Gladstone Regional Council is advising residents the breeding season for most swooping birds is approaching and to take precautions where necessary.
The breeding season for most swooping birds – including magpies, plovers, crows and butcherbirds – is July to November, peaking between August to October.
Gladstone Region Councillor Rick Hansen said Council receives swooping bird reports each spring and it is important that our community take precautions for their safety.
“Nesting parents are protective of their eggs and chicks and some will swoop to scare away what they believe to be threats,” Councillor Hansen said.
“The swooping zone around a nest can be up to 150m, but this varies depending on how protective the parents are.” Cr Hansen said only a small proportion of birds swoop and the intensity of swooping is dependent on where the nest is located, what the parents are fearful of and how close the chicks are to leaving the nest.
“Parents are most protective right before the chicks are about to leave the nest as this is when they are most vulnerable,” Cr Hansen said.
“It is important to avoid threatening or scaring nesting birds, as this will increase the intensity of swooping.
“Most swooping birds found in the Gladstone Region are native animals, and it is an offence to harm, interfere or relocate them without State department authorisation.”
Cr Hansen added that Council manages swooping birds by providing information, undertaking swooping bird assessments and implementing an appropriate response on Council controlled land, such as installing warning signs.
“Generally, it is the male parent that swoops. It is important to acknowledge that relocating the bird often does not resolve the swooping behaviour as another male will join the nest, who is also likely to swoop,” he said.
“The best thing concerned residents can do is jump on Council’s website where they’ll find a heap of information about swooping birds including an easy-to-understand animated video, tips to avoid being swooped, a ‘Living with Magpies’ fact sheet and an interactive swooping bird hotspot map.
“The interactive map allows residents to view hotspot areas for that season and add their own hotspots so that alternative walking or cycling routes can be made.”
The best way to avoid being swooped is to:
- Avoid swooping hotspots by finding an alternative route
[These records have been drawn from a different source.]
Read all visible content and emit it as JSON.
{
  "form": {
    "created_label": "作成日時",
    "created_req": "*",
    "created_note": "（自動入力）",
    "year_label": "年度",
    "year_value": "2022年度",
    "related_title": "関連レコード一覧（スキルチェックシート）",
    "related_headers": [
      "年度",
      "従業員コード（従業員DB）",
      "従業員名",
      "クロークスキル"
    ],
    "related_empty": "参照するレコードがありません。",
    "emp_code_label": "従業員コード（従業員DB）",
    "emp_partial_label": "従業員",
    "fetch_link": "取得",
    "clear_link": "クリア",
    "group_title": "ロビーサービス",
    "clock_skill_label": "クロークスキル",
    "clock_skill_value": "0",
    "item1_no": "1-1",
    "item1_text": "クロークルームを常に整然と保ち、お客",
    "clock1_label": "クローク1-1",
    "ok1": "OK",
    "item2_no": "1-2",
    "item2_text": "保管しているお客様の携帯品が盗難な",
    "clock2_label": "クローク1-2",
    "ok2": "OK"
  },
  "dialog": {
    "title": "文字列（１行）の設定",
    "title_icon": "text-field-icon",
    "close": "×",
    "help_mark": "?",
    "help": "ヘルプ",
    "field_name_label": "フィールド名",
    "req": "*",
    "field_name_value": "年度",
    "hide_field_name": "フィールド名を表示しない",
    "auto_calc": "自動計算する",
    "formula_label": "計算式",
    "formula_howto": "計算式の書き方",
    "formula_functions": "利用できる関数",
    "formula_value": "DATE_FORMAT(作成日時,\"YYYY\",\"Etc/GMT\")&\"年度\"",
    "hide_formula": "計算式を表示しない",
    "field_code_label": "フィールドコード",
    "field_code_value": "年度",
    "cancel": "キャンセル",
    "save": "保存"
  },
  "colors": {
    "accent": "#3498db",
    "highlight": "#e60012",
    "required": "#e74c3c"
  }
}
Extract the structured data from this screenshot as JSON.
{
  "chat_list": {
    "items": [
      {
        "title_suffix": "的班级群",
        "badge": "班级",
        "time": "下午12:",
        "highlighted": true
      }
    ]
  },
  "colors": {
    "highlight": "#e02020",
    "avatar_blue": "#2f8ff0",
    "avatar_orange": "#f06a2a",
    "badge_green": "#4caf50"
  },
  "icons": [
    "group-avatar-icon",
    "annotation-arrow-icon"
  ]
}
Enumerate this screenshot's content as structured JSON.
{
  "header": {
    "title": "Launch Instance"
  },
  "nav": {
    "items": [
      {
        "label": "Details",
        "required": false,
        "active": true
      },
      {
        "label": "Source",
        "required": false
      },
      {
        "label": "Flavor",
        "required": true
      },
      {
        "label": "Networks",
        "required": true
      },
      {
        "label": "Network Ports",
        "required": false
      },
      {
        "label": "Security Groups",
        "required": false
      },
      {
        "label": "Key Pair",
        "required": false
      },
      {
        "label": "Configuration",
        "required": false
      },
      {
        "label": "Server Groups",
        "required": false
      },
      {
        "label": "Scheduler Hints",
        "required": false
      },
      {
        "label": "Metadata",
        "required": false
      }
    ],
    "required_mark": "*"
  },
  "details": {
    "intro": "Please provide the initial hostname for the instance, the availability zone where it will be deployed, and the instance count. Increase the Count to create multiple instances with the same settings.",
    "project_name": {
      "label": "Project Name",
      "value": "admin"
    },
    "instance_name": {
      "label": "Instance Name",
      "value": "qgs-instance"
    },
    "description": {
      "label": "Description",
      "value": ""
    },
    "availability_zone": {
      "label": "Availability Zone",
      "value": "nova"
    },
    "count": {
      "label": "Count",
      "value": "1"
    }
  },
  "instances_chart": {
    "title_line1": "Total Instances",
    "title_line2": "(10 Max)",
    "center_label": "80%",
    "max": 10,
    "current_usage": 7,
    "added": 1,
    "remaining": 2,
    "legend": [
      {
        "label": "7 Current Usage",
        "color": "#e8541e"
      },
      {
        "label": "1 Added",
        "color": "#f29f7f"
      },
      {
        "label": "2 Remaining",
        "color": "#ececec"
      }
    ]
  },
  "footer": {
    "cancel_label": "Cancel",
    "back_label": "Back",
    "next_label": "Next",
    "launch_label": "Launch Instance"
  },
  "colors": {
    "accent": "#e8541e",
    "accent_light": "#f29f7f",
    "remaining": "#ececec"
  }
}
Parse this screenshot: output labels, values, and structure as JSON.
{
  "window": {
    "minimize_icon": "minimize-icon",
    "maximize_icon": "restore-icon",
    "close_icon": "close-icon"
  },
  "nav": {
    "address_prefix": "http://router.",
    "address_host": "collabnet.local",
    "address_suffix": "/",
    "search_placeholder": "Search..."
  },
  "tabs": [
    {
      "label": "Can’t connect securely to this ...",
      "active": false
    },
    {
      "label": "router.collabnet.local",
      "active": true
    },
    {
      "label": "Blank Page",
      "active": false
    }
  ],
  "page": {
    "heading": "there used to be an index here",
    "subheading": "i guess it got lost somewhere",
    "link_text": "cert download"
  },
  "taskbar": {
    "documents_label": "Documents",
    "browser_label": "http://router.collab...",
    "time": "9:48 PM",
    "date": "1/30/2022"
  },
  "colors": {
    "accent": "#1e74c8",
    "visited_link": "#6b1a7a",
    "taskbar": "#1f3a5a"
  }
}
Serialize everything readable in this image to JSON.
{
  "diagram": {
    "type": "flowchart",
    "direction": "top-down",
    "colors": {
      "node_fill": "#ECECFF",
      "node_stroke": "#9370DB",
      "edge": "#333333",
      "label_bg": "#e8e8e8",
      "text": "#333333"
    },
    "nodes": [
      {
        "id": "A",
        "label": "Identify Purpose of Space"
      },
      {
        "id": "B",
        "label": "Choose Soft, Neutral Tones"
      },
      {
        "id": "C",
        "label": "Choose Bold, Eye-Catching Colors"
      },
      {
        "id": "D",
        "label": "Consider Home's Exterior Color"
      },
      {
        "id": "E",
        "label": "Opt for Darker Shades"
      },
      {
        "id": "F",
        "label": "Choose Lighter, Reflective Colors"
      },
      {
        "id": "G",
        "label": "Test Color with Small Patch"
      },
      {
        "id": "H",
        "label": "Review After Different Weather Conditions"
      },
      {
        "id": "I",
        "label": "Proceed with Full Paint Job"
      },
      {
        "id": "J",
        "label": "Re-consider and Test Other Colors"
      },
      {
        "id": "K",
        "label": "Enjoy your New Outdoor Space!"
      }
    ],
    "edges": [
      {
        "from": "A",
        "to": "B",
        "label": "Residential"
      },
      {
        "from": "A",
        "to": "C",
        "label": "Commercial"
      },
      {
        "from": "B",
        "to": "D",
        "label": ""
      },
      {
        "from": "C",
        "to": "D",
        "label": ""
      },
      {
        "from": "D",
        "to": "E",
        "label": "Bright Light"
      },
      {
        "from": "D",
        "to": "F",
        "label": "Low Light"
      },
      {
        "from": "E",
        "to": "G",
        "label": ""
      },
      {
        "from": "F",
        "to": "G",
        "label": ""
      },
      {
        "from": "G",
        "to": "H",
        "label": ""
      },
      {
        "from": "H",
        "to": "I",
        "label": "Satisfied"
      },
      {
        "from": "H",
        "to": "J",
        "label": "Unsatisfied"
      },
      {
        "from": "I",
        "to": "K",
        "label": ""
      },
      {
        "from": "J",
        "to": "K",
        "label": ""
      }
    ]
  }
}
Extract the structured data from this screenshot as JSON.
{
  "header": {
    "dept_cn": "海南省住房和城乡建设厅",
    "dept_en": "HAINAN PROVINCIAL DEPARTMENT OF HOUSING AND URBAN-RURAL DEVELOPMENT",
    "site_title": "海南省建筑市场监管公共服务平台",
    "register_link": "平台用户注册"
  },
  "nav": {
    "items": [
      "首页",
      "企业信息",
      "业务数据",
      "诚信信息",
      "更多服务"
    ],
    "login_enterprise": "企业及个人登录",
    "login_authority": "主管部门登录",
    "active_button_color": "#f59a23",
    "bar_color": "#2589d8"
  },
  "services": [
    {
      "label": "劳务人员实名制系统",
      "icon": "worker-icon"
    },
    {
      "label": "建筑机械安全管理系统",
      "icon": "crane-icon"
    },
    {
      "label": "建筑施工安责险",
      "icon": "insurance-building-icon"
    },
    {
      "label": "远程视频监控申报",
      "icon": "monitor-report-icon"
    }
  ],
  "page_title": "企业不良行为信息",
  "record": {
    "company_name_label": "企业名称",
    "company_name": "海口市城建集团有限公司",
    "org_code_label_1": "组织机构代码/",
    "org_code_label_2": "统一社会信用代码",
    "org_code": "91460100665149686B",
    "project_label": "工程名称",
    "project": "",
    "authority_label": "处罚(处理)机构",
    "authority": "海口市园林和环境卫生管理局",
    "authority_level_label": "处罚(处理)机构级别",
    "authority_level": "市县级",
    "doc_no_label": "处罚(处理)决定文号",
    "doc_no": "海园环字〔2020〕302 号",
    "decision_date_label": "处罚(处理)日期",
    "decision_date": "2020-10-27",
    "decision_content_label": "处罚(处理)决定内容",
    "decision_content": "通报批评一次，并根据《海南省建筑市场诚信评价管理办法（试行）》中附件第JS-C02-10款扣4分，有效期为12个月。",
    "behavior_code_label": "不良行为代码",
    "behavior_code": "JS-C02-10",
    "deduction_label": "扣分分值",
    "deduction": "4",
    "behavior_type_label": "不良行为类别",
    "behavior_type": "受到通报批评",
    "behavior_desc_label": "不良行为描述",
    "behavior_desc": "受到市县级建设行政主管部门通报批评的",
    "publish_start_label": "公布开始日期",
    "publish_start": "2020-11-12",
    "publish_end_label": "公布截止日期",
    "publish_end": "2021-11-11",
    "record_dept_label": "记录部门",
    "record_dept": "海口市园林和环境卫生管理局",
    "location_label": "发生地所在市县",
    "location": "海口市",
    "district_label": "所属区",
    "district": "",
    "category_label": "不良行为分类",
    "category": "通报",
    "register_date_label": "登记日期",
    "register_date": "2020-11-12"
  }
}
- If you are riding your bike, dismount and walk when passing through a swooping zone; birds view fast-moving persons such as cyclists as a threat
- If walking, keep an eye on the bird; most birds swoop when your back is turned
- Protect yourself by wearing a broad brimmed hat or using an umbrella, or holding your school bag above your head
- Wear glasses to protect your eyes
- Team up with others and walk in a group
- Attach a flag on a long pole to your bike.
Council does not monitor the map for new reports, to report swooping birds contact Council online or by phoning 4970 0700.
Please visit www.gladstone.qld.gov.au/wildlife#swooping for more information.